So it’s ironic that one of the most acute and immediate beneficiaries of those efforts will be Patricia Ann Millett, a woman who helped Starbucks stymie unions. Millett is one of three D.C. Circuit nominees tapped by President Obama and blocked by Republicans; after invoking the so-called nuclear option, the Senate voted 55-43 Thursday to move forward on Millett.
“I find it troubling, because Ms. Millett and her firm Akin Gump went well beyond what I consider the bounds of decency and morality in the very aggressive anti-union campaign they really designed and helped Starbucks carry out,” Daniel Gross, a founding member of the Starbucks Workers Union, told Salon. “The campaign that Ms. Millett and her firm architected and really co-led, and continues to co-lead with Starbucks, involved all of the scorched earth tactics which are starting to come to light more and more.” The White House, the AFL-CIO and Starbucks did not provide comment on Millett's Starbucks work in response to Thursday inquiries. Akin Gump declined to comment.
After 11 years as an assistant to the solicitor general at the federal Department of Justice, Millett joined the top-flight firm Akin Gump, whose website describes its “Labor Relations Strategic Advice and Counseling” practice as including “union avoidance” and “the defense of unfair labor practice charges …” Millett’s clients there included the coffee giant Starbucks, which faced a union campaign by the Starbucks Workers Union, an affiliate of the Industrial Workers of the World (IWW, also known as the Wobblies).
Like other union campaigns against major corporations, the Wobblies’ effort at Starbucks was marked by allegations that once workers went public, the company illegally intimidated them and fired key leaders. “I can say without any hesitation or exaggeration, Starbucks’ anti-union campaign absolutely can go pound to pound with Wal-Mart,” charged Gross, who founded the labor group Brandworkers after being fired by Starbucks. After the National Labor Relations Board sided with the Wobblies on a battery of charges – including finding the company illegally fired Gross – Millett argued successfully for the 2nd Circuit Court of Appeals to override moves by the NLRB.
In a 2012 decision, Judge Jon Newman noted among the facts “essentially not disputed” that “Starbucks mounted an anti-union campaign aimed at tracking and restricting the growth of pro-union sentiment” and “employed a number of restrictive and illegal policies” in the process, and said it had been reasonable for the NLRB to conclude, in its decision siding with Gross, that there was “persuasive evidence of negative animus directed specifically toward Gross for those [union] activities.” Still, the judge concluded, “Gross’ documented performance deficiencies provide a sufficient and independent reason to fire him.” In the same decision, Judge Newman sided with Millett and Starbucks, and against the NLRB and the IWW, in concluding that it was acceptable for Starbucks to restrict employees to wearing only one union button, even though they were allowed to wear multiple buttons of other kinds. He also remanded the firing of another employee, Joe Agins Jr., back to the NLRB on the grounds that in siding with Agins, the Labor Board hadn’t sufficiently taken into account the public nature of his off-duty “outburst” in an argument with a manager at the store about the union.

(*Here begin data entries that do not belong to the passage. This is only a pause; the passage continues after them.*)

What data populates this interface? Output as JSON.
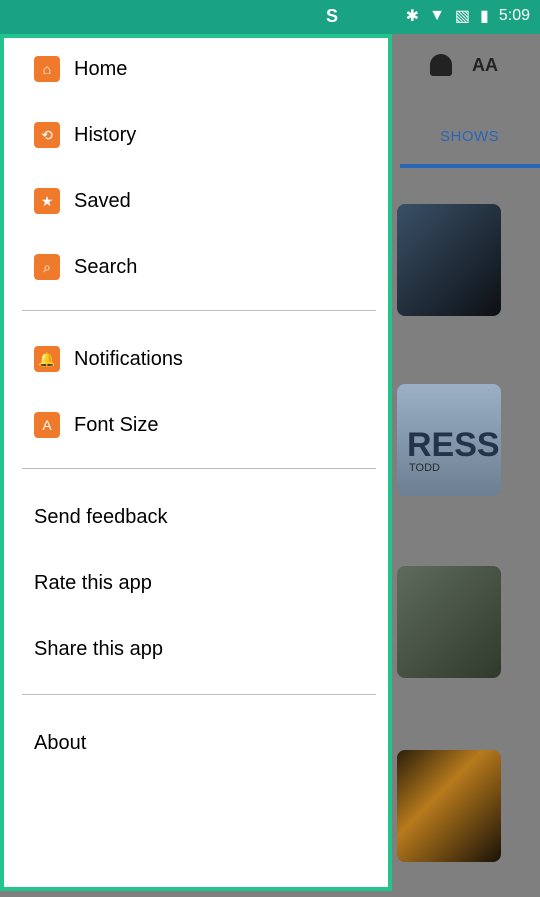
{
  "status": {
    "time": "5:09",
    "icons": [
      "bluetooth-icon",
      "wifi-icon",
      "no-sim-icon",
      "battery-icon"
    ],
    "app_symbol": "S"
  },
  "background": {
    "tab_label": "SHOWS",
    "font_size_glyph": "AA",
    "card_press_text": "RESS",
    "card_press_sub": "TODD"
  },
  "drawer": {
    "section1": [
      {
        "label": "Home",
        "icon": "home-icon",
        "glyph": "⌂"
      },
      {
        "label": "History",
        "icon": "history-icon",
        "glyph": "⟲"
      },
      {
        "label": "Saved",
        "icon": "star-icon",
        "glyph": "★"
      },
      {
        "label": "Search",
        "icon": "search-icon",
        "glyph": "⌕"
      }
    ],
    "section2": [
      {
        "label": "Notifications",
        "icon": "bell-icon",
        "glyph": "🔔"
      },
      {
        "label": "Font Size",
        "icon": "font-size-icon",
        "glyph": "A"
      }
    ],
    "section3": [
      {
        "label": "Send feedback"
      },
      {
        "label": "Rate this app"
      },
      {
        "label": "Share this app"
      }
    ],
    "section4": [
      {
        "label": "About"
      }
    ]
  },
  "colors": {
    "statusbar": "#1aa383",
    "drawer_border": "#22c38d",
    "icon_bg": "#f07a2b",
    "tab_accent": "#2a66b7"
  }
}
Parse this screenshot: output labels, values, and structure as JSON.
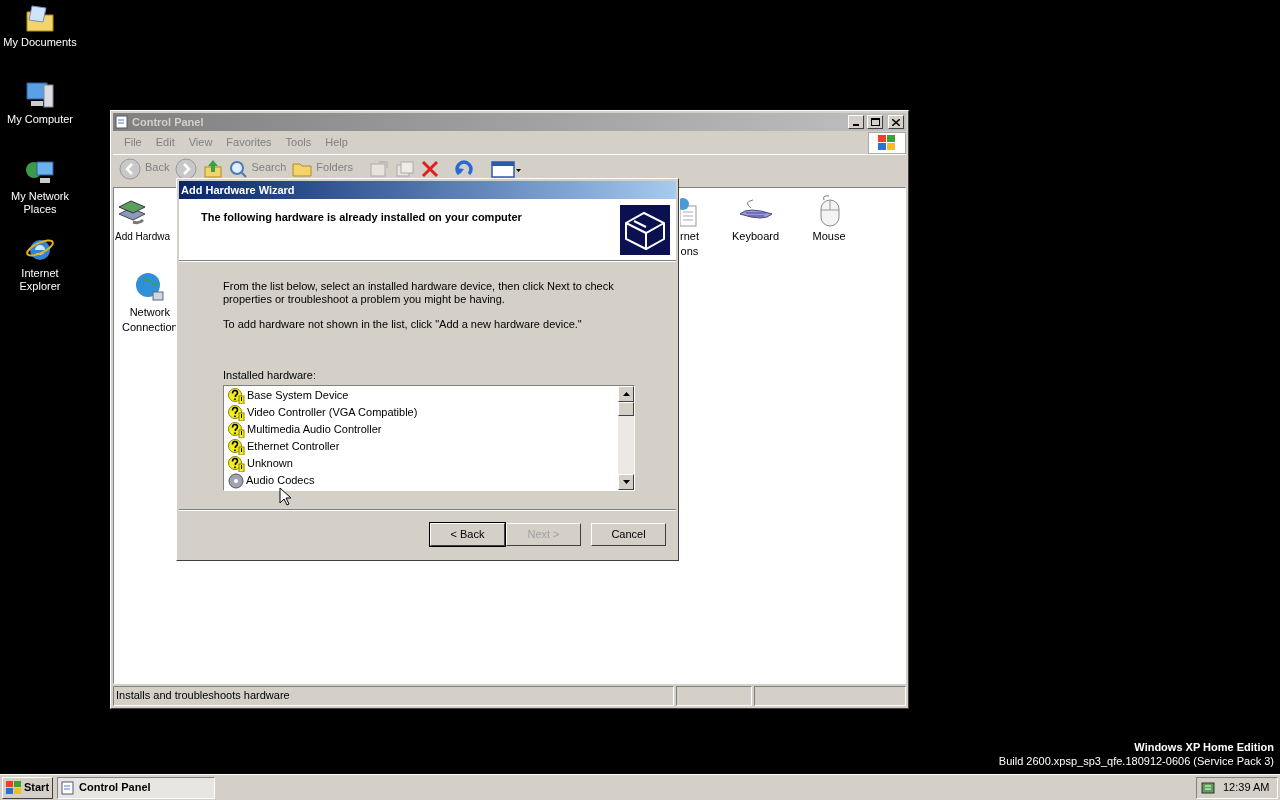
{
  "desktop": {
    "icons": [
      {
        "kind": "documents",
        "label": "My Documents"
      },
      {
        "kind": "computer",
        "label": "My Computer"
      },
      {
        "kind": "network",
        "label": "My Network Places"
      },
      {
        "kind": "ie",
        "label": "Internet Explorer"
      }
    ],
    "edition": "Windows XP Home Edition",
    "build": "Build 2600.xpsp_sp3_qfe.180912-0606 (Service Pack 3)"
  },
  "control_panel": {
    "title": "Control Panel",
    "menu": [
      "File",
      "Edit",
      "View",
      "Favorites",
      "Tools",
      "Help"
    ],
    "toolbar": [
      {
        "kind": "back",
        "label": "Back"
      },
      {
        "kind": "forward"
      },
      {
        "kind": "up"
      },
      {
        "kind": "search",
        "label": "Search"
      },
      {
        "kind": "folders",
        "label": "Folders"
      },
      {
        "kind": "move"
      },
      {
        "kind": "copy"
      },
      {
        "kind": "delete"
      },
      {
        "kind": "undo"
      },
      {
        "kind": "views"
      }
    ],
    "items": [
      {
        "kind": "hardware",
        "lines": [
          "Add Hardwa"
        ]
      },
      {
        "kind": "network",
        "lines": [
          "Network",
          "Connection"
        ]
      },
      {
        "kind": "internet",
        "lines": [
          "rnet",
          "ons"
        ]
      },
      {
        "kind": "keyboard",
        "lines": [
          "Keyboard"
        ]
      },
      {
        "kind": "mouse",
        "lines": [
          "Mouse"
        ]
      }
    ],
    "status": "Installs and troubleshoots hardware"
  },
  "wizard": {
    "title": "Add Hardware Wizard",
    "heading": "The following hardware is already installed on your computer",
    "paragraphs": [
      "From the list below, select an installed hardware device, then click Next to check properties or troubleshoot a problem you might be having.",
      "To add hardware not shown in the list, click \"Add a new hardware device.\""
    ],
    "list_label": "Installed hardware:",
    "devices": [
      {
        "kind": "unknown",
        "name": "Base System Device"
      },
      {
        "kind": "unknown",
        "name": "Video Controller (VGA Compatible)"
      },
      {
        "kind": "unknown",
        "name": "Multimedia Audio Controller"
      },
      {
        "kind": "unknown",
        "name": "Ethernet Controller"
      },
      {
        "kind": "unknown",
        "name": "Unknown"
      },
      {
        "kind": "codec",
        "name": "Audio Codecs"
      }
    ],
    "buttons": [
      {
        "label": "< Back",
        "disabled": false,
        "default": true
      },
      {
        "label": "Next >",
        "disabled": true,
        "default": false
      },
      {
        "label": "Cancel",
        "disabled": false,
        "default": false
      }
    ]
  },
  "taskbar": {
    "start": "Start",
    "tasks": [
      {
        "label": "Control Panel",
        "selected": true
      }
    ],
    "clock": "12:39 AM"
  }
}
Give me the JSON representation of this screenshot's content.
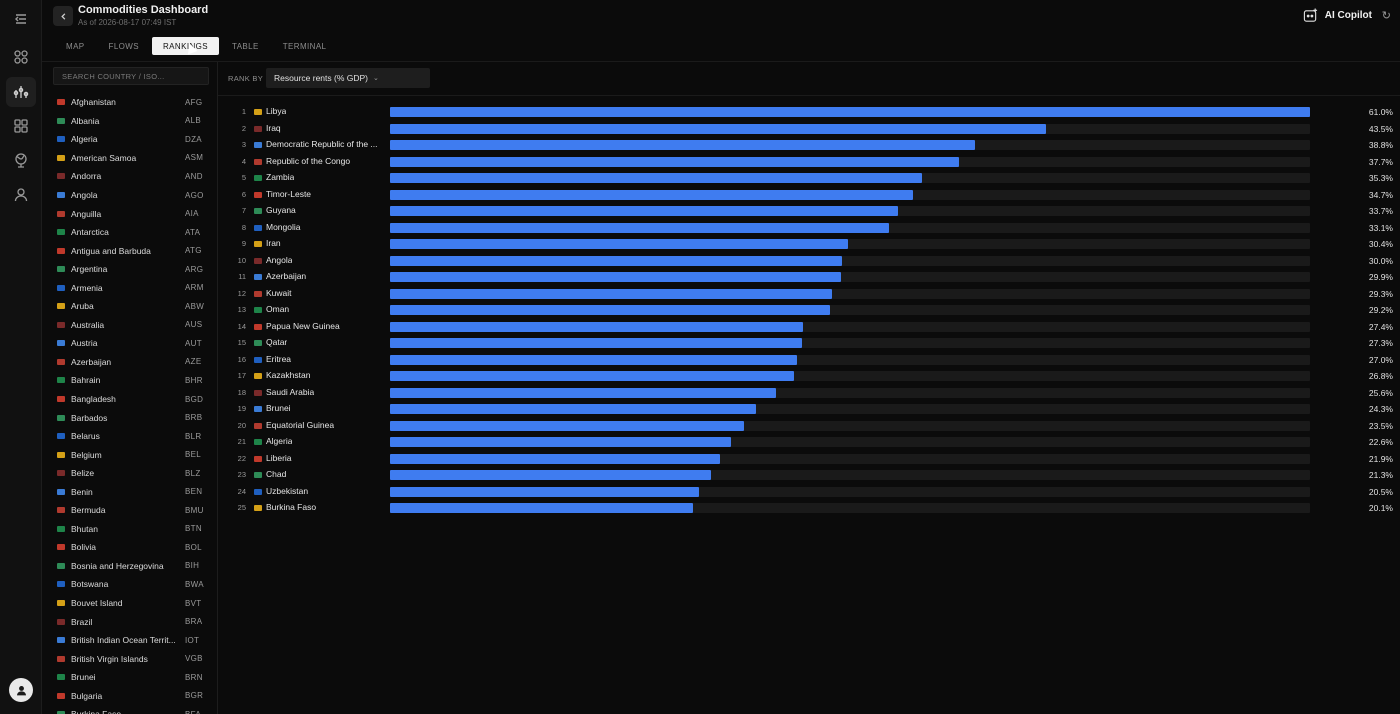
{
  "app": {
    "title": "Commodities Dashboard",
    "subtitle": "As of 2026-08-17 07:49 IST",
    "copilot_label": "AI Copilot",
    "accent_color": "#3f7cf0"
  },
  "tabs": [
    {
      "label": "MAP",
      "active": false
    },
    {
      "label": "FLOWS",
      "active": false
    },
    {
      "label": "RANKINGS",
      "active": true
    },
    {
      "label": "TABLE",
      "active": false
    },
    {
      "label": "TERMINAL",
      "active": false
    }
  ],
  "search": {
    "placeholder": "SEARCH COUNTRY / ISO..."
  },
  "countries": [
    {
      "name": "Afghanistan",
      "iso": "AFG"
    },
    {
      "name": "Albania",
      "iso": "ALB"
    },
    {
      "name": "Algeria",
      "iso": "DZA"
    },
    {
      "name": "American Samoa",
      "iso": "ASM"
    },
    {
      "name": "Andorra",
      "iso": "AND"
    },
    {
      "name": "Angola",
      "iso": "AGO"
    },
    {
      "name": "Anguilla",
      "iso": "AIA"
    },
    {
      "name": "Antarctica",
      "iso": "ATA"
    },
    {
      "name": "Antigua and Barbuda",
      "iso": "ATG"
    },
    {
      "name": "Argentina",
      "iso": "ARG"
    },
    {
      "name": "Armenia",
      "iso": "ARM"
    },
    {
      "name": "Aruba",
      "iso": "ABW"
    },
    {
      "name": "Australia",
      "iso": "AUS"
    },
    {
      "name": "Austria",
      "iso": "AUT"
    },
    {
      "name": "Azerbaijan",
      "iso": "AZE"
    },
    {
      "name": "Bahrain",
      "iso": "BHR"
    },
    {
      "name": "Bangladesh",
      "iso": "BGD"
    },
    {
      "name": "Barbados",
      "iso": "BRB"
    },
    {
      "name": "Belarus",
      "iso": "BLR"
    },
    {
      "name": "Belgium",
      "iso": "BEL"
    },
    {
      "name": "Belize",
      "iso": "BLZ"
    },
    {
      "name": "Benin",
      "iso": "BEN"
    },
    {
      "name": "Bermuda",
      "iso": "BMU"
    },
    {
      "name": "Bhutan",
      "iso": "BTN"
    },
    {
      "name": "Bolivia",
      "iso": "BOL"
    },
    {
      "name": "Bosnia and Herzegovina",
      "iso": "BIH"
    },
    {
      "name": "Botswana",
      "iso": "BWA"
    },
    {
      "name": "Bouvet Island",
      "iso": "BVT"
    },
    {
      "name": "Brazil",
      "iso": "BRA"
    },
    {
      "name": "British Indian Ocean Territ...",
      "iso": "IOT"
    },
    {
      "name": "British Virgin Islands",
      "iso": "VGB"
    },
    {
      "name": "Brunei",
      "iso": "BRN"
    },
    {
      "name": "Bulgaria",
      "iso": "BGR"
    },
    {
      "name": "Burkina Faso",
      "iso": "BFA"
    }
  ],
  "rank_by": {
    "label": "RANK BY",
    "selected": "Resource rents (% GDP)"
  },
  "rankings": [
    {
      "rank": "1",
      "country": "Libya",
      "value": 61.0,
      "display": "61.0%"
    },
    {
      "rank": "2",
      "country": "Iraq",
      "value": 43.5,
      "display": "43.5%"
    },
    {
      "rank": "3",
      "country": "Democratic Republic of the ...",
      "value": 38.8,
      "display": "38.8%"
    },
    {
      "rank": "4",
      "country": "Republic of the Congo",
      "value": 37.7,
      "display": "37.7%"
    },
    {
      "rank": "5",
      "country": "Zambia",
      "value": 35.3,
      "display": "35.3%"
    },
    {
      "rank": "6",
      "country": "Timor-Leste",
      "value": 34.7,
      "display": "34.7%"
    },
    {
      "rank": "7",
      "country": "Guyana",
      "value": 33.7,
      "display": "33.7%"
    },
    {
      "rank": "8",
      "country": "Mongolia",
      "value": 33.1,
      "display": "33.1%"
    },
    {
      "rank": "9",
      "country": "Iran",
      "value": 30.4,
      "display": "30.4%"
    },
    {
      "rank": "10",
      "country": "Angola",
      "value": 30.0,
      "display": "30.0%"
    },
    {
      "rank": "11",
      "country": "Azerbaijan",
      "value": 29.9,
      "display": "29.9%"
    },
    {
      "rank": "12",
      "country": "Kuwait",
      "value": 29.3,
      "display": "29.3%"
    },
    {
      "rank": "13",
      "country": "Oman",
      "value": 29.2,
      "display": "29.2%"
    },
    {
      "rank": "14",
      "country": "Papua New Guinea",
      "value": 27.4,
      "display": "27.4%"
    },
    {
      "rank": "15",
      "country": "Qatar",
      "value": 27.3,
      "display": "27.3%"
    },
    {
      "rank": "16",
      "country": "Eritrea",
      "value": 27.0,
      "display": "27.0%"
    },
    {
      "rank": "17",
      "country": "Kazakhstan",
      "value": 26.8,
      "display": "26.8%"
    },
    {
      "rank": "18",
      "country": "Saudi Arabia",
      "value": 25.6,
      "display": "25.6%"
    },
    {
      "rank": "19",
      "country": "Brunei",
      "value": 24.3,
      "display": "24.3%"
    },
    {
      "rank": "20",
      "country": "Equatorial Guinea",
      "value": 23.5,
      "display": "23.5%"
    },
    {
      "rank": "21",
      "country": "Algeria",
      "value": 22.6,
      "display": "22.6%"
    },
    {
      "rank": "22",
      "country": "Liberia",
      "value": 21.9,
      "display": "21.9%"
    },
    {
      "rank": "23",
      "country": "Chad",
      "value": 21.3,
      "display": "21.3%"
    },
    {
      "rank": "24",
      "country": "Uzbekistan",
      "value": 20.5,
      "display": "20.5%"
    },
    {
      "rank": "25",
      "country": "Burkina Faso",
      "value": 20.1,
      "display": "20.1%"
    }
  ],
  "chart_data": {
    "type": "bar",
    "categories": [
      "Libya",
      "Iraq",
      "Democratic Republic of the ...",
      "Republic of the Congo",
      "Zambia",
      "Timor-Leste",
      "Guyana",
      "Mongolia",
      "Iran",
      "Angola",
      "Azerbaijan",
      "Kuwait",
      "Oman",
      "Papua New Guinea",
      "Qatar",
      "Eritrea",
      "Kazakhstan",
      "Saudi Arabia",
      "Brunei",
      "Equatorial Guinea",
      "Algeria",
      "Liberia",
      "Chad",
      "Uzbekistan",
      "Burkina Faso"
    ],
    "values": [
      61.0,
      43.5,
      38.8,
      37.7,
      35.3,
      34.7,
      33.7,
      33.1,
      30.4,
      30.0,
      29.9,
      29.3,
      29.2,
      27.4,
      27.3,
      27.0,
      26.8,
      25.6,
      24.3,
      23.5,
      22.6,
      21.9,
      21.3,
      20.5,
      20.1
    ],
    "orientation": "horizontal",
    "grid": false
  }
}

While the judge wrote that Gross “was, in many respects, a poor employee,” Gross countered that he had been “literally an award-winning barista” until “somehow, when I went public with the union, I lost all my barista skills as far as they were concerned." He charged that “Starbucks, with Akin Gump, succeeded in really undermining my own right of free association, and helped Starbucks send a chilling message to other workers.” While acknowledging that “both sides are entitled to representation” in court, Gross said that Millett and her colleagues went far beyond that: “they help companies outside the courtroom, on the shop floor and elsewhere, architect very deceptive, cynical, and frankly powerful anti-union campaigns against workers.” Fellow fired activist Agins authored an online petition urging Obama to withdraw Millett’s nomination on the grounds that she “argued in the Second Circuit to reverse the three judicial victories that I have won against the anti-union strategy that her law firm devised for Starbucks,” and “would not be able to rule impartially on questions of worker freedom of association.”
President Obama has tapped appointees with stints on both sides of labor-management disputes. To the chagrin of Republicans, he’s chosen former union attorneys among his appointees to the NLRB, and a new labor secretary who chaired the board of a labor group. But his Cabinet members’ résumés also include alleged union-busting companies Hyatt, New York University and Wal-Mart.